Segment Open
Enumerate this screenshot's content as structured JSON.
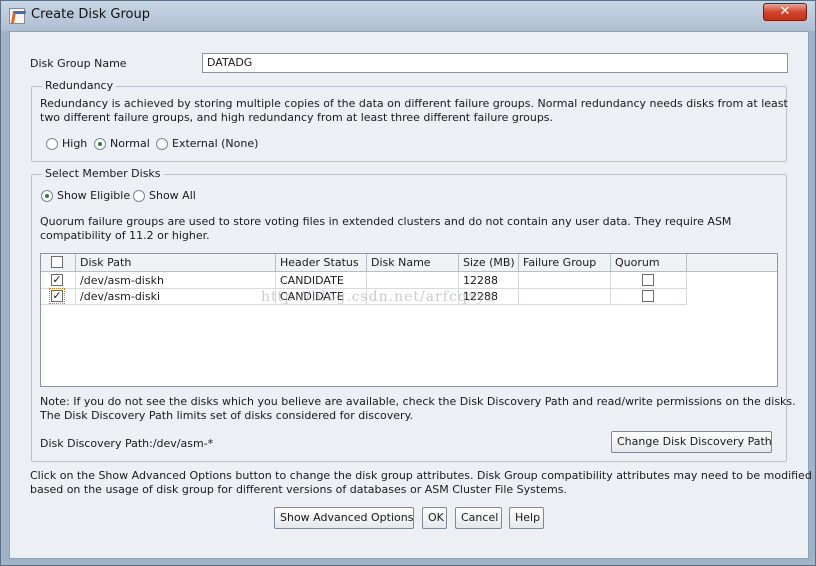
{
  "window": {
    "title": "Create Disk Group",
    "close_glyph": "✕"
  },
  "disk_group_name": {
    "label": "Disk Group Name",
    "value": "DATADG"
  },
  "redundancy": {
    "legend": "Redundancy",
    "description_line1": "Redundancy is achieved by storing multiple copies of the data on different failure groups. Normal redundancy needs disks from at least",
    "description_line2": "two different failure groups, and high redundancy from at least three different failure groups.",
    "options": [
      {
        "label": "High",
        "selected": false
      },
      {
        "label": "Normal",
        "selected": true
      },
      {
        "label": "External (None)",
        "selected": false
      }
    ]
  },
  "member_disks": {
    "legend": "Select Member Disks",
    "show_options": [
      {
        "label": "Show Eligible",
        "selected": true
      },
      {
        "label": "Show All",
        "selected": false
      }
    ],
    "quorum_note_line1": "Quorum failure groups are used to store voting files in extended clusters and do not contain any user data. They require ASM",
    "quorum_note_line2": "compatibility of 11.2 or higher.",
    "table": {
      "columns": [
        "",
        "Disk Path",
        "Header Status",
        "Disk Name",
        "Size (MB)",
        "Failure Group",
        "Quorum"
      ],
      "rows": [
        {
          "checked": true,
          "path": "/dev/asm-diskh",
          "status": "CANDIDATE",
          "name": "",
          "size": "12288",
          "failure_group": "",
          "quorum": false
        },
        {
          "checked": true,
          "path": "/dev/asm-diski",
          "status": "CANDIDATE",
          "name": "",
          "size": "12288",
          "failure_group": "",
          "quorum": false
        }
      ]
    },
    "discovery_note_line1": "Note: If you do not see the disks which you believe are available, check the Disk Discovery Path and read/write permissions on the disks.",
    "discovery_note_line2": "The Disk Discovery Path limits set of disks considered for discovery.",
    "discovery_path_label": "Disk Discovery Path:",
    "discovery_path_value": "/dev/asm-*",
    "change_path_button": "Change Disk Discovery Path"
  },
  "advanced_note_line1": "Click on the Show Advanced Options button to change the disk group attributes. Disk Group compatibility attributes may need to be modified",
  "advanced_note_line2": "based on the usage of disk group for different versions of databases or ASM Cluster File Systems.",
  "buttons": {
    "advanced": "Show Advanced Options",
    "ok": "OK",
    "cancel": "Cancel",
    "help": "Help"
  },
  "watermark": "http://blog.csdn.net/arfcqxyz"
}
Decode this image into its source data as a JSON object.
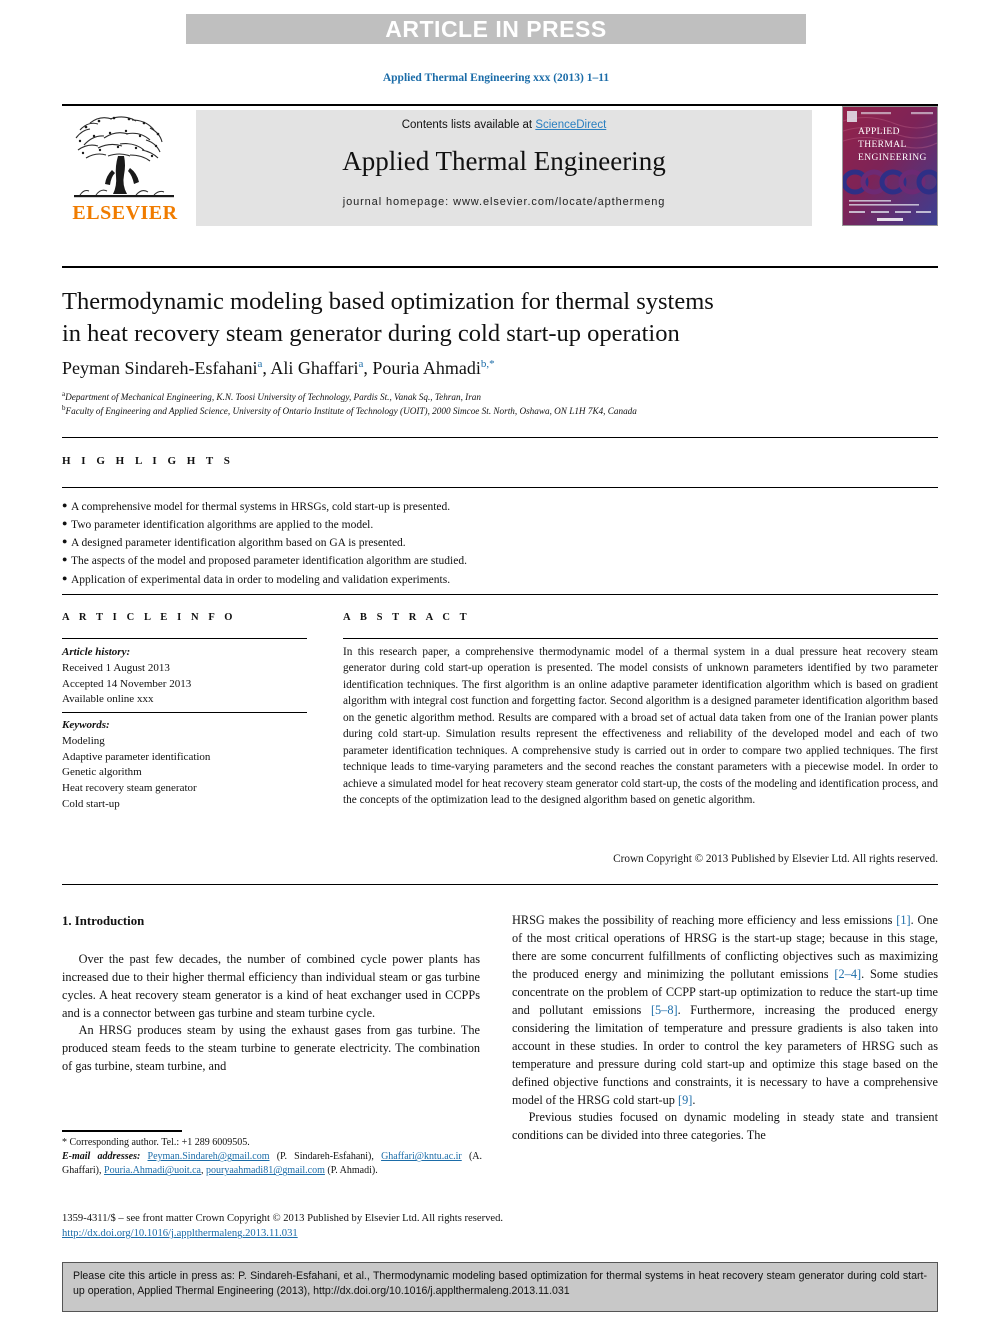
{
  "banner": {
    "text": "ARTICLE IN PRESS"
  },
  "journal_ref": "Applied Thermal Engineering xxx (2013) 1–11",
  "masthead": {
    "contents_prefix": "Contents lists available at ",
    "sciencedirect": "ScienceDirect",
    "journal_title": "Applied Thermal Engineering",
    "homepage": "journal homepage: www.elsevier.com/locate/apthermeng",
    "publisher_wordmark": "ELSEVIER",
    "cover_line1": "APPLIED",
    "cover_line2": "THERMAL",
    "cover_line3": "ENGINEERING"
  },
  "article": {
    "title_line1": "Thermodynamic modeling based optimization for thermal systems",
    "title_line2": "in heat recovery steam generator during cold start-up operation",
    "authors": [
      {
        "name": "Peyman Sindareh-Esfahani",
        "marks": "a"
      },
      {
        "name": "Ali Ghaffari",
        "marks": "a"
      },
      {
        "name": "Pouria Ahmadi",
        "marks": "b,*"
      }
    ],
    "affiliations": [
      {
        "mark": "a",
        "text": "Department of Mechanical Engineering, K.N. Toosi University of Technology, Pardis St., Vanak Sq., Tehran, Iran"
      },
      {
        "mark": "b",
        "text": "Faculty of Engineering and Applied Science, University of Ontario Institute of Technology (UOIT), 2000 Simcoe St. North, Oshawa, ON L1H 7K4, Canada"
      }
    ]
  },
  "highlights": {
    "heading": "H I G H L I G H T S",
    "items": [
      "A comprehensive model for thermal systems in HRSGs, cold start-up is presented.",
      "Two parameter identification algorithms are applied to the model.",
      "A designed parameter identification algorithm based on GA is presented.",
      "The aspects of the model and proposed parameter identification algorithm are studied.",
      "Application of experimental data in order to modeling and validation experiments."
    ]
  },
  "article_info": {
    "heading": "A R T I C L E  I N F O",
    "history_label": "Article history:",
    "history": [
      "Received 1 August 2013",
      "Accepted 14 November 2013",
      "Available online xxx"
    ],
    "keywords_label": "Keywords:",
    "keywords": [
      "Modeling",
      "Adaptive parameter identification",
      "Genetic algorithm",
      "Heat recovery steam generator",
      "Cold start-up"
    ]
  },
  "abstract": {
    "heading": "A B S T R A C T",
    "text": "In this research paper, a comprehensive thermodynamic model of a thermal system in a dual pressure heat recovery steam generator during cold start-up operation is presented. The model consists of unknown parameters identified by two parameter identification techniques. The first algorithm is an online adaptive parameter identification algorithm which is based on gradient algorithm with integral cost function and forgetting factor. Second algorithm is a designed parameter identification algorithm based on the genetic algorithm method. Results are compared with a broad set of actual data taken from one of the Iranian power plants during cold start-up. Simulation results represent the effectiveness and reliability of the developed model and each of two parameter identification techniques. A comprehensive study is carried out in order to compare two applied techniques. The first technique leads to time-varying parameters and the second reaches the constant parameters with a piecewise model. In order to achieve a simulated model for heat recovery steam generator cold start-up, the costs of the modeling and identification process, and the concepts of the optimization lead to the designed algorithm based on genetic algorithm.",
    "copyright": "Crown Copyright © 2013 Published by Elsevier Ltd. All rights reserved."
  },
  "body": {
    "section_heading": "1. Introduction",
    "left_paragraphs": [
      "Over the past few decades, the number of combined cycle power plants has increased due to their higher thermal efficiency than individual steam or gas turbine cycles. A heat recovery steam generator is a kind of heat exchanger used in CCPPs and is a connector between gas turbine and steam turbine cycle.",
      "An HRSG produces steam by using the exhaust gases from gas turbine. The produced steam feeds to the steam turbine to generate electricity. The combination of gas turbine, steam turbine, and"
    ],
    "right_paragraphs": [
      "HRSG makes the possibility of reaching more efficiency and less emissions [1]. One of the most critical operations of HRSG is the start-up stage; because in this stage, there are some concurrent fulfillments of conflicting objectives such as maximizing the produced energy and minimizing the pollutant emissions [2–4]. Some studies concentrate on the problem of CCPP start-up optimization to reduce the start-up time and pollutant emissions [5–8]. Furthermore, increasing the produced energy considering the limitation of temperature and pressure gradients is also taken into account in these studies. In order to control the key parameters of HRSG such as temperature and pressure during cold start-up and optimize this stage based on the defined objective functions and constraints, it is necessary to have a comprehensive model of the HRSG cold start-up [9].",
      "Previous studies focused on dynamic modeling in steady state and transient conditions can be divided into three categories. The"
    ]
  },
  "footnote": {
    "corresponding": "* Corresponding author. Tel.: +1 289 6009505.",
    "email_label": "E-mail addresses:",
    "emails": [
      {
        "address": "Peyman.Sindareh@gmail.com",
        "owner": "(P. Sindareh-Esfahani)"
      },
      {
        "address": "Ghaffari@kntu.ac.ir",
        "owner": "(A. Ghaffari)"
      },
      {
        "address": "Pouria.Ahmadi@uoit.ca",
        "owner": ""
      },
      {
        "address": "pouryaahmadi81@gmail.com",
        "owner": "(P. Ahmadi)"
      }
    ]
  },
  "imprint": {
    "line1": "1359-4311/$ – see front matter Crown Copyright © 2013 Published by Elsevier Ltd. All rights reserved.",
    "doi": "http://dx.doi.org/10.1016/j.applthermaleng.2013.11.031"
  },
  "cite_box": {
    "text": "Please cite this article in press as: P. Sindareh-Esfahani, et al., Thermodynamic modeling based optimization for thermal systems in heat recovery steam generator during cold start-up operation, Applied Thermal Engineering (2013), http://dx.doi.org/10.1016/j.applthermaleng.2013.11.031"
  },
  "colors": {
    "link": "#1b6ca8",
    "banner_bg": "#bfbfbf",
    "contents_bg": "#e3e3e3",
    "elsevier_orange": "#f07c00",
    "cite_bg": "#c8c8c8"
  }
}
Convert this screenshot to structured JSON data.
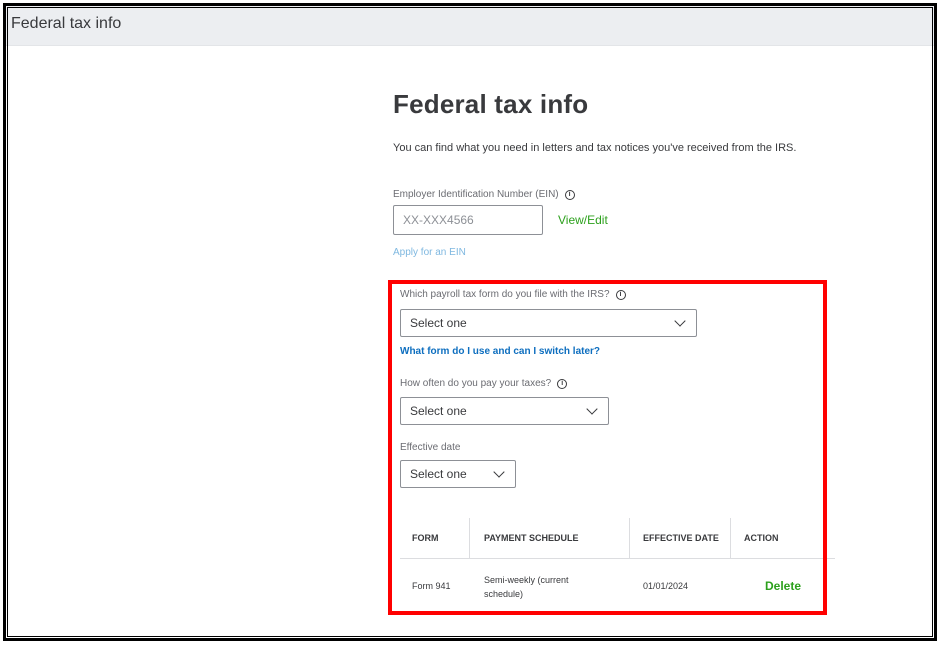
{
  "window": {
    "title": "Federal tax info"
  },
  "page": {
    "title": "Federal tax info",
    "description": "You can find what you need in letters and tax notices you've received from the IRS."
  },
  "ein": {
    "label": "Employer Identification Number (EIN)",
    "value": "XX-XXX4566",
    "view_edit_label": "View/Edit",
    "apply_link": "Apply for an EIN"
  },
  "payroll_form": {
    "label": "Which payroll tax form do you file with the IRS?",
    "selected": "Select one",
    "help_link": "What form do I use and can I switch later?"
  },
  "pay_frequency": {
    "label": "How often do you pay your taxes?",
    "selected": "Select one"
  },
  "effective_date": {
    "label": "Effective date",
    "selected": "Select one"
  },
  "table": {
    "headers": {
      "form": "FORM",
      "payment_schedule": "PAYMENT SCHEDULE",
      "effective_date": "EFFECTIVE DATE",
      "action": "ACTION"
    },
    "rows": [
      {
        "form": "Form 941",
        "payment_schedule": "Semi-weekly (current schedule)",
        "effective_date": "01/01/2024",
        "action": "Delete"
      }
    ]
  },
  "colors": {
    "brand_green": "#2ca01c",
    "link_blue": "#0d6ebf",
    "highlight_red": "#ff0000",
    "topbar_bg": "#eceef1"
  },
  "icons": [
    "info-icon",
    "chevron-down-icon"
  ]
}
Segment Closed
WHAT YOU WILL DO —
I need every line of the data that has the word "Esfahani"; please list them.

SOLVED EXERCISE —
        "name": "Peyman Sindareh-Esfahani",
        "owner": "(P. Sindareh-Esfahani)"
    "text": "Please cite this article in press as: P. Sindareh-Esfahani, et al., Thermodynamic modeling based optimization for thermal systems in heat recovery steam generator during cold start-up operation, Applied Thermal Engineering (2013), http://dx.doi.org/10.1016/j.applthermaleng.2013.11.031"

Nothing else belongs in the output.